But Shereen Bhawan in Chitli Qabar does some unique versions of halwa. Here you will get the exclusive safed (white) gajar ka halwa, aloe vera halwa, and an another unique preparation called habshi halwa.
Eating safed gajar ka halwa, which unlike the usual red carrot halwa has an off-white colour, has a quirky feel to it. In the process of consuming my portion at Shereen Bhawan, when I wondered about the existence of white carrots, I was promptly presented with a specimen, which I duly photographed.
The taste is not much different from the usual carrot halwa, but safed gajar ka halwa seemed to have more texture than ordinary gajar ka halwa, which comes out softer. It is also prepared in the usual way, with milk and desi ghee with liberal quantities of khoya and dry fruits mixed in.
By contrast habshi halwa, an exclusive winter preparation, possesses a dark hue. Although the name, alluding to this dark hue, has a racial connotation to it (al Habash was Abyssinia) it presents a very rich fare. Habshi halwa is fashioned from whole wheat flour, desi ghee, sugar, some whole spices, predominantly clove, and dry fruits.

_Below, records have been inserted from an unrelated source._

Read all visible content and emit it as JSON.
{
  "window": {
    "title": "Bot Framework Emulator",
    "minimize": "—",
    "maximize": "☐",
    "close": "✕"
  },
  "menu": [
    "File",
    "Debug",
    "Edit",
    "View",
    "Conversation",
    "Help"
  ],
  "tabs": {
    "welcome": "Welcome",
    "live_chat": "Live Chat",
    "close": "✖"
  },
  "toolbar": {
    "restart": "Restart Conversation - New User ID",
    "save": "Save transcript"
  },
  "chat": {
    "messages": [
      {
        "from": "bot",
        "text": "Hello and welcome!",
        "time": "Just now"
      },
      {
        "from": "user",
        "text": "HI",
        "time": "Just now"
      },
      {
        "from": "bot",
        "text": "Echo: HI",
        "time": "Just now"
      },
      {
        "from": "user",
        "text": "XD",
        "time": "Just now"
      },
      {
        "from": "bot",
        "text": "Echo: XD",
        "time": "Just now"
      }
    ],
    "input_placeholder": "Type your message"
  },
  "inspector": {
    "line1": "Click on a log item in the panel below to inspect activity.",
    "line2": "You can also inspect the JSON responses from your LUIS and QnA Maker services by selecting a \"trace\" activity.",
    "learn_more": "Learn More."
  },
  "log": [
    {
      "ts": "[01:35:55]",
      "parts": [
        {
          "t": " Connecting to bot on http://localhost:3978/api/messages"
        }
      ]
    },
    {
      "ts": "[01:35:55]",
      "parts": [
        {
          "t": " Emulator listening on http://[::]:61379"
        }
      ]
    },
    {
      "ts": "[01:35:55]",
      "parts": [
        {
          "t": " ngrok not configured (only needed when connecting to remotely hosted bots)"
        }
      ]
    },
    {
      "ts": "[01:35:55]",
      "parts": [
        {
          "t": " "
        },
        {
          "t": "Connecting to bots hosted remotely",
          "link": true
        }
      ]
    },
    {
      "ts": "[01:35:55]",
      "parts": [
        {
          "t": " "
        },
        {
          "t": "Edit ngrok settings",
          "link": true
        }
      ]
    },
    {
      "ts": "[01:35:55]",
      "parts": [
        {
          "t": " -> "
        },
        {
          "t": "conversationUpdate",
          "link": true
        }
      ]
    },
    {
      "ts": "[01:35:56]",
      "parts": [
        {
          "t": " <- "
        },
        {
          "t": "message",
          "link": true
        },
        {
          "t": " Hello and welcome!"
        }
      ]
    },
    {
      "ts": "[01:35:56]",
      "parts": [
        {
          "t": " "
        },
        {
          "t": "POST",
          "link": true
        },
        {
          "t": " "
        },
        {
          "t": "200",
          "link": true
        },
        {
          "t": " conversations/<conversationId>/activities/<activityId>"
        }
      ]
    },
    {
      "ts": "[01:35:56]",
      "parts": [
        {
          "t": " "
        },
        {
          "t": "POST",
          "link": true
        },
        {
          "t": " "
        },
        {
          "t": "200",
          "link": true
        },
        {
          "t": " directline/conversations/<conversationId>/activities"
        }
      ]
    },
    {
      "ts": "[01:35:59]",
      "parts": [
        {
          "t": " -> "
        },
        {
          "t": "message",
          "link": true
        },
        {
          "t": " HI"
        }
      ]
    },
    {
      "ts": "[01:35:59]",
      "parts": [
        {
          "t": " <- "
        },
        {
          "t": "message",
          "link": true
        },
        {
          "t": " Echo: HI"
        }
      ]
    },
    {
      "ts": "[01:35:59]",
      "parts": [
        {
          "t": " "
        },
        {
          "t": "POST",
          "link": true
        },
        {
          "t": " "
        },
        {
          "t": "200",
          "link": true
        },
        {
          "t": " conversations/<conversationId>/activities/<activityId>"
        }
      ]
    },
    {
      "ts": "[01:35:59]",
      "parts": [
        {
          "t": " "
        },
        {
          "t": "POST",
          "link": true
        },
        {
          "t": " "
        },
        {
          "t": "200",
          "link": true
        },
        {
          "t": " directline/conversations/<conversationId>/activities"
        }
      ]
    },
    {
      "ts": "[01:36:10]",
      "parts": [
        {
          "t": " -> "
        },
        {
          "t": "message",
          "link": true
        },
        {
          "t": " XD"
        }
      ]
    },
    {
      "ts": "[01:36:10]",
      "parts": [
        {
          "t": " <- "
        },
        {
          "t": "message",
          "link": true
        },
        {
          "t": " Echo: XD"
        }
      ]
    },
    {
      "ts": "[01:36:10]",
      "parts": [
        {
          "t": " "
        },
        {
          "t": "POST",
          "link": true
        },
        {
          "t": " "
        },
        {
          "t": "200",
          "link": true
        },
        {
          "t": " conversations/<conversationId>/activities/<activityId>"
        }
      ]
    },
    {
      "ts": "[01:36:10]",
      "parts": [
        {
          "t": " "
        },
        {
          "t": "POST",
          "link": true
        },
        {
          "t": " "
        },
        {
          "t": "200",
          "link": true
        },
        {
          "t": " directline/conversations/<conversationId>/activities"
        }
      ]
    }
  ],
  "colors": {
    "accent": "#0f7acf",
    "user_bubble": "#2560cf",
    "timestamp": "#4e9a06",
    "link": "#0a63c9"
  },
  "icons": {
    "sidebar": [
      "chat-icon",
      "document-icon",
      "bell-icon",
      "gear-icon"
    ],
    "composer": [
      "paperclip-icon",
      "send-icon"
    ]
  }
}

It is cooked in milk for long hours which lends it the dark hue.
All these elaborate ingredients and preparation also lend it a very rich texture and chewy feel. It tasted totally different and is highly recommended. It is a traditional preparation though less well known, and some other people also prepare it in Old Delhi.
Aloe vera halwa has more recent origins. It is also less sweet, a delectable preparation that’s much easier to deal with. Both habshi halwa and aloe vera halwa are considered to have medicinal properties.
Shereen Bhawan, located in the Chitli Qabar area, near Matia Mahal, Jama Masjid, is like an Old Delhi institution. It was started by one Tajuddin more than a century ago and is now being run by his great-grandsons. In the initial decades Shereen Bhawan prepared and sold desi ghee, and turned to the making of sweets only in the 1940s.
For a taste of good old traditional Gajar Ka Halwa, another very fine option is the Giani’s on the Church Road near Fatehpuri. The place, though more popular for its rabri faluda during hot summer days, also makes good gajar ka halwa in the winter. They also serve up a good moong dal halwa.
Winter days and nights are also a good time to enjoy other popular Old Delhi preparations such as jalebi and shahi tukda, which are available all year round. For shahi tukda, a dessert made with bread and milk cream, head to Matia Mahal, near Jama Masjid’s gate number 1.
For jalebi of a thicker sort, a popular option is The Old Famous Jalebi Wala (located at the spot where Dariba Street meets Chandini Chowk). Chhetuti Chowk in Paharganj also has a few shops selling a good thick variety of jalebi.
Some other special winter sweets to be relished are the gond laddu and pinni, which are available is various sweet shops. Another dessert that you would appreciate especially during the winter months is khurchan. Try the famous khurchan shop at Kinari Bazar and you will be back for more.
All in all, it feels much better to appreciate the tasty side of Delhi’s winter - and ignore the realities of the smog infused air, flight delays and the barely there, Sun.